3 in March 1942. At the end of that month, Luftflotte 3 ordered the creation of a Jabostaffel each for JG 2 (formed from the Jabostaffel Jagdfliegerführer 3) and JG 26 (newly created), to be known as the 13. Staffel of each Geschwader. Finally, to end this confusing series of re-designations, in late-May the two Jabostaffeln officially became known as 10.(J)/JG 2 and 10.(J)/JG 26. However, it should be noted that from late-March to early June 1942 the Jabostaffeln were commonly referred to by the Germans as Jabo JG 2 and Jabo JG 26, ignoring the official designations completely!
Initially equipped with Bf 109s, these Jabostaffeln were soon creating havoc up and down the English south coast. The British found it very difficult to successfully intercept the low-level tip-and-run raids, with the German pilots able to fly under the radar at high speed before delivering their bombs on targets at land and sea. However, 27 May 1942 would see a Jabo shot down, just the second to fall victim to RAF fighters.
This new eArticle is a perfect compliment to Andrew and Morten’s biography of Fritz Schröter and is furnished with unpublished first-hand accounts and photographs, a meticulously researched map, and reflections from not just the Allied and German pilots involved in the combat, but from the commanding officer of HMS Arctic Pioneer at the time of its loss. It is well worth the read and we at Air War Publications hope you enjoy the most recent addition to our catalogue. The article is available here: LINK

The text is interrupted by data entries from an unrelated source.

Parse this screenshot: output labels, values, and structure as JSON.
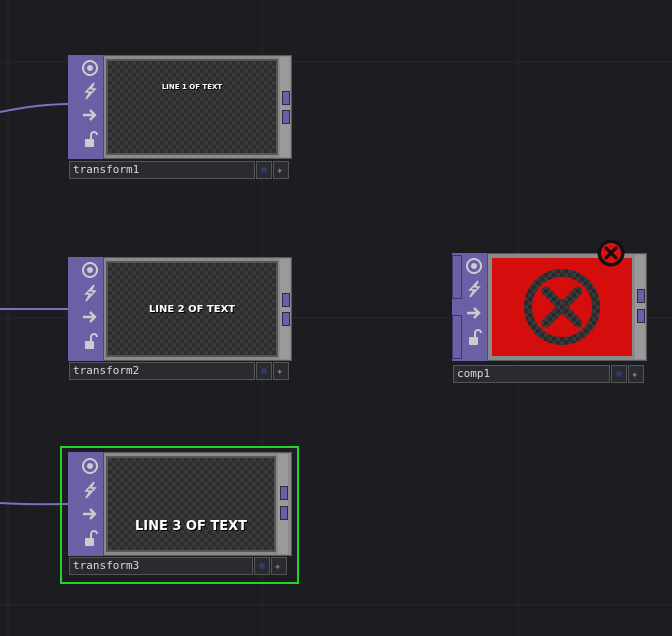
{
  "nodes": [
    {
      "name": "transform1",
      "viewer_text": "LINE 1 OF TEXT",
      "selected": false,
      "error": false
    },
    {
      "name": "transform2",
      "viewer_text": "LINE 2 OF TEXT",
      "selected": false,
      "error": false
    },
    {
      "name": "transform3",
      "viewer_text": "LINE 3 OF TEXT",
      "selected": true,
      "error": false
    },
    {
      "name": "comp1",
      "viewer_text": "",
      "selected": false,
      "error": true
    }
  ],
  "colors": {
    "background": "#1c1d21",
    "node_sidebar": "#6b5fa6",
    "wire": "#7b6fc0",
    "selection": "#22d32a",
    "error": "#d40e0e"
  },
  "icons": [
    "viewer-toggle-icon",
    "cook-bolt-icon",
    "arrow-right-icon",
    "lock-icon",
    "error-x-icon"
  ]
}
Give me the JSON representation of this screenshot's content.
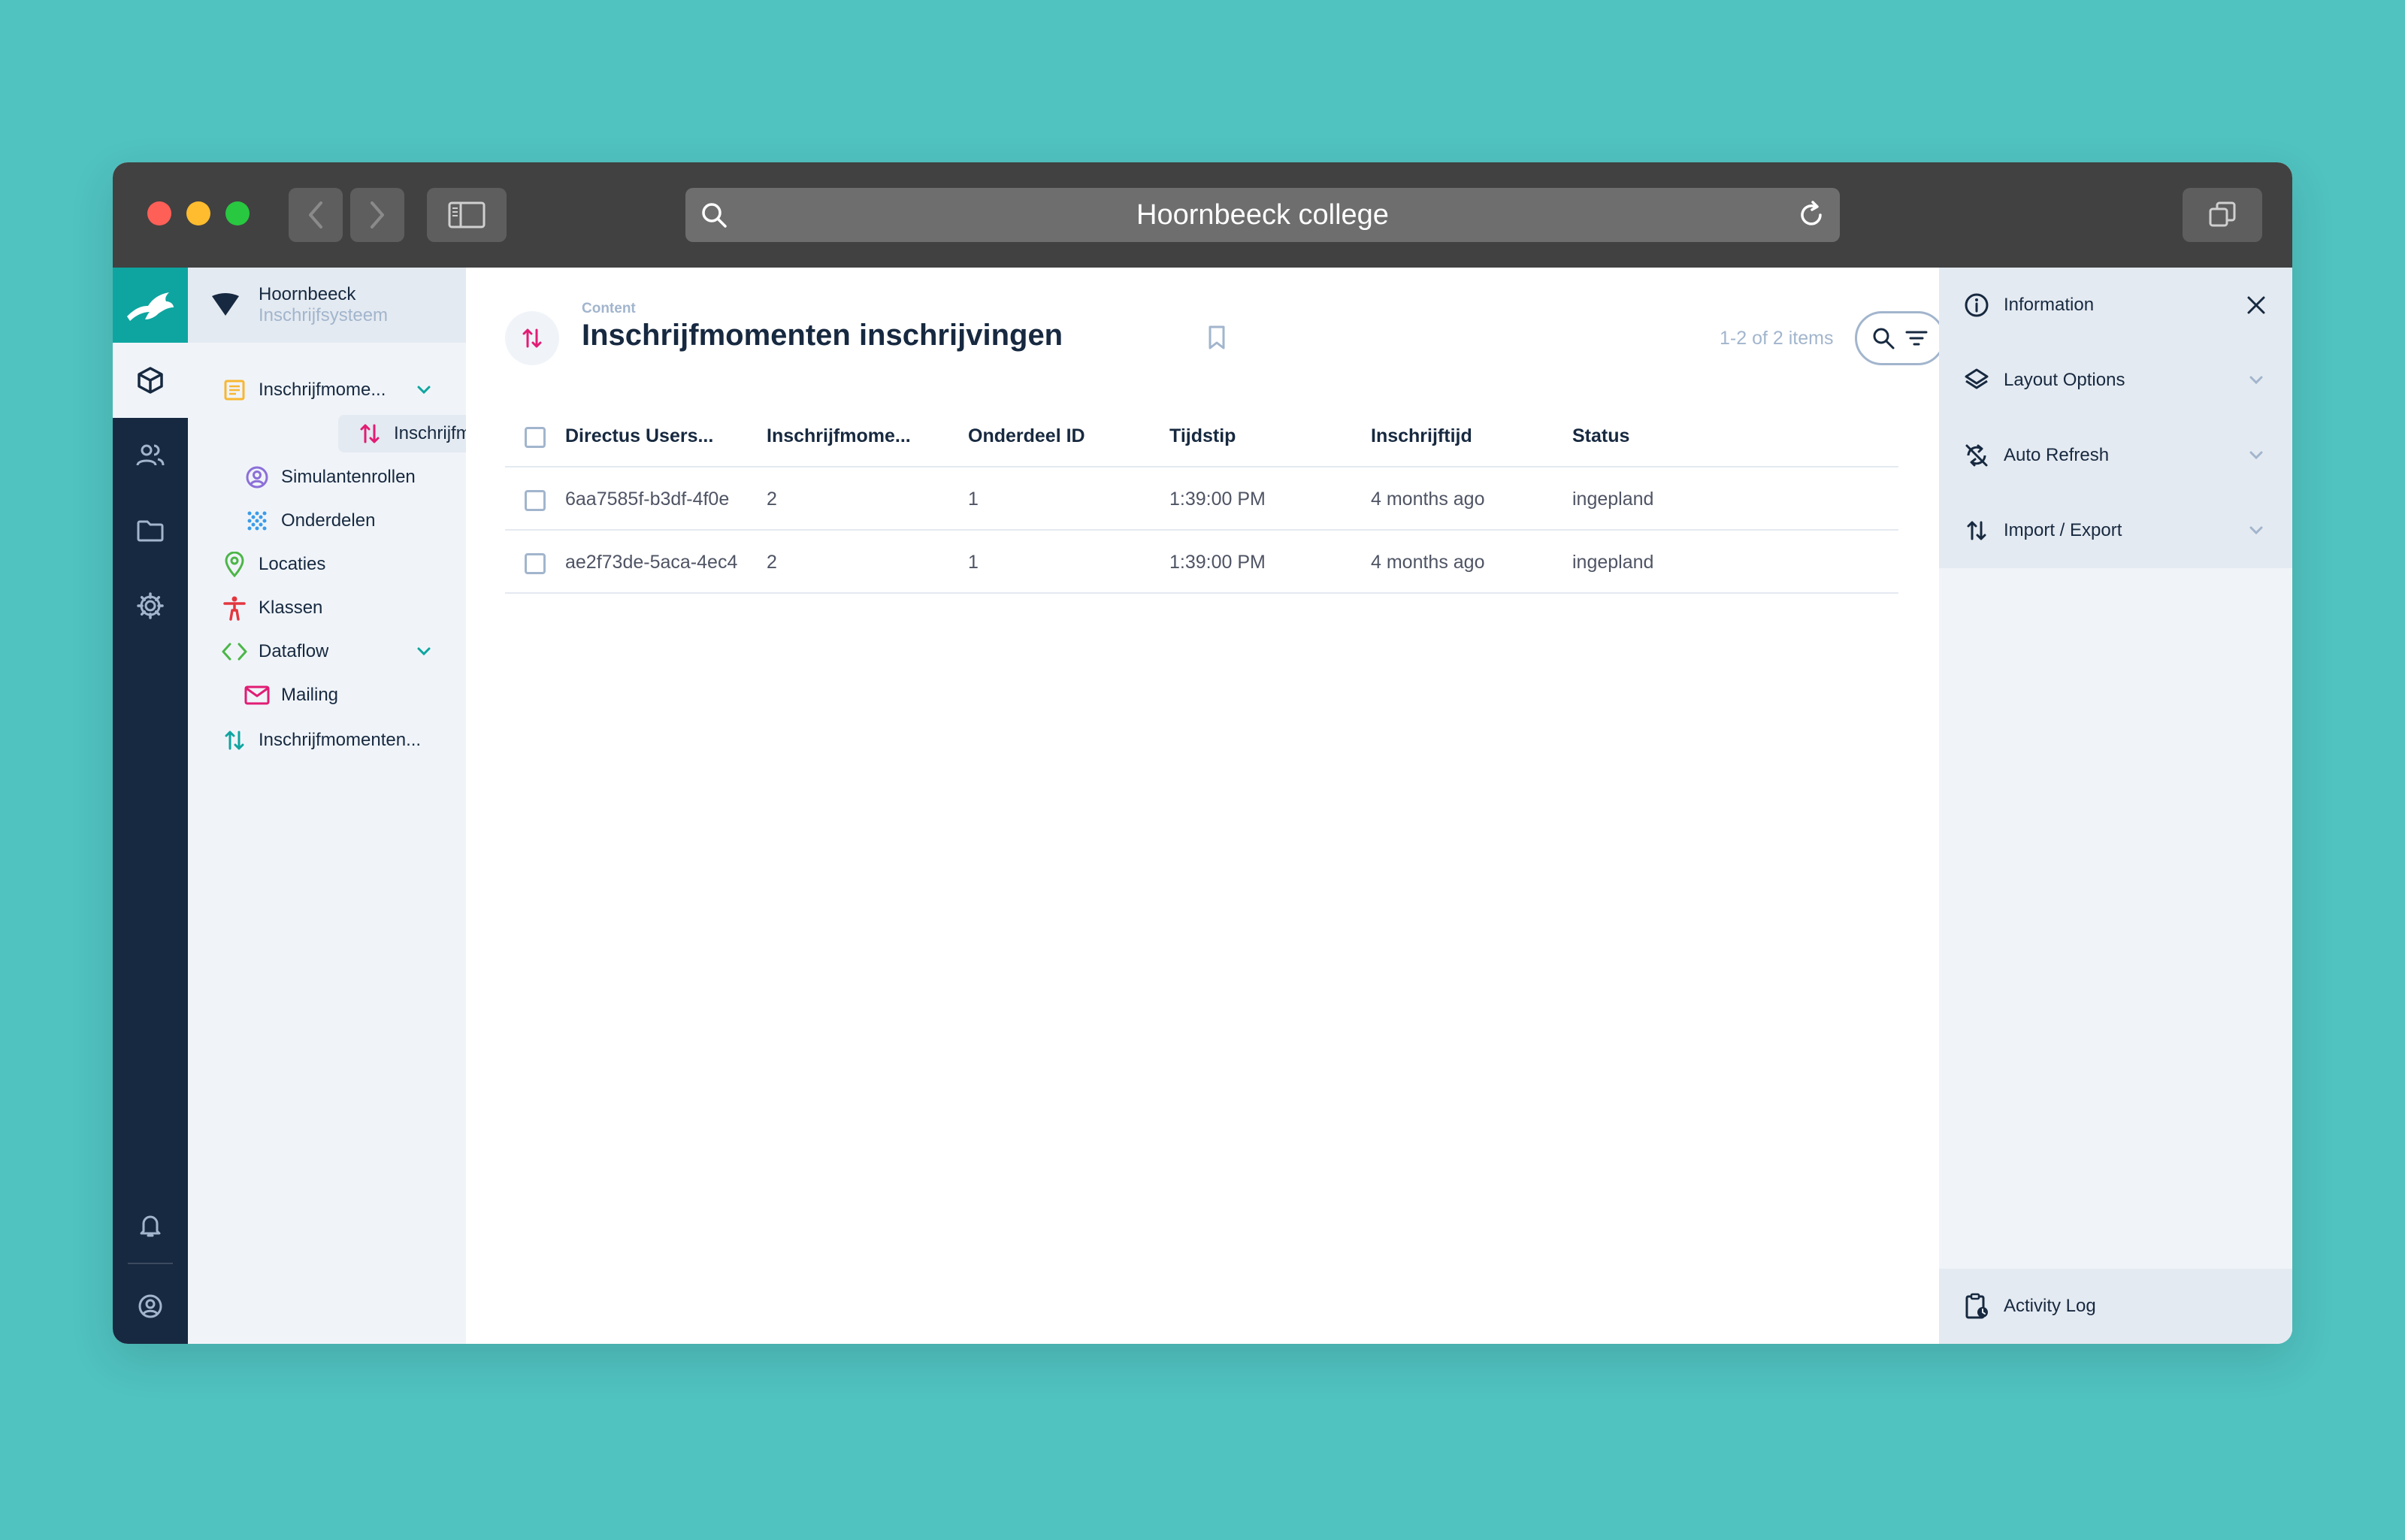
{
  "browser": {
    "url_title": "Hoornbeeck college"
  },
  "project": {
    "name": "Hoornbeeck",
    "subtitle": "Inschrijfsysteem"
  },
  "navigation": {
    "items": [
      {
        "label": "Inschrijfmome...",
        "icon": "list-box-icon",
        "color": "#f7b733",
        "expanded": true
      },
      {
        "label": "Inschrijfmoment...",
        "icon": "import-export-icon",
        "color": "#e11d74",
        "active": true
      },
      {
        "label": "Simulantenrollen",
        "icon": "account-circle-icon",
        "color": "#8c6fd8"
      },
      {
        "label": "Onderdelen",
        "icon": "scatter-dots-icon",
        "color": "#3b9ce9"
      },
      {
        "label": "Locaties",
        "icon": "location-pin-icon",
        "color": "#4cb648"
      },
      {
        "label": "Klassen",
        "icon": "accessibility-icon",
        "color": "#e3363f"
      },
      {
        "label": "Dataflow",
        "icon": "code-icon",
        "color": "#4cb648",
        "expanded": true
      },
      {
        "label": "Mailing",
        "icon": "mail-icon",
        "color": "#e11d74"
      },
      {
        "label": "Inschrijfmomenten...",
        "icon": "import-export-icon",
        "color": "#0ea5a0"
      }
    ]
  },
  "header": {
    "breadcrumb": "Content",
    "title": "Inschrijfmomenten inschrijvingen",
    "count": "1-2 of 2 items"
  },
  "table": {
    "columns": [
      "Directus Users...",
      "Inschrijfmome...",
      "Onderdeel ID",
      "Tijdstip",
      "Inschrijftijd",
      "Status"
    ],
    "rows": [
      [
        "6aa7585f-b3df-4f0e",
        "2",
        "1",
        "1:39:00 PM",
        "4 months ago",
        "ingepland"
      ],
      [
        "ae2f73de-5aca-4ec4",
        "2",
        "1",
        "1:39:00 PM",
        "4 months ago",
        "ingepland"
      ]
    ]
  },
  "sidebar": {
    "items": [
      {
        "label": "Information",
        "icon": "info-icon"
      },
      {
        "label": "Layout Options",
        "icon": "layers-icon"
      },
      {
        "label": "Auto Refresh",
        "icon": "sync-disabled-icon"
      },
      {
        "label": "Import / Export",
        "icon": "import-export-icon"
      }
    ],
    "activity_log": "Activity Log"
  },
  "colors": {
    "accent": "#0ea5a0",
    "background": "#50c2c0",
    "titlebar": "#414141",
    "module_bar": "#172940"
  }
}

As always, Eric Mombeek was a big help with photographic material, and we highly recommend his books on Jagdgeschwader 2. His website can be found at http://www.luftwaffe.be/.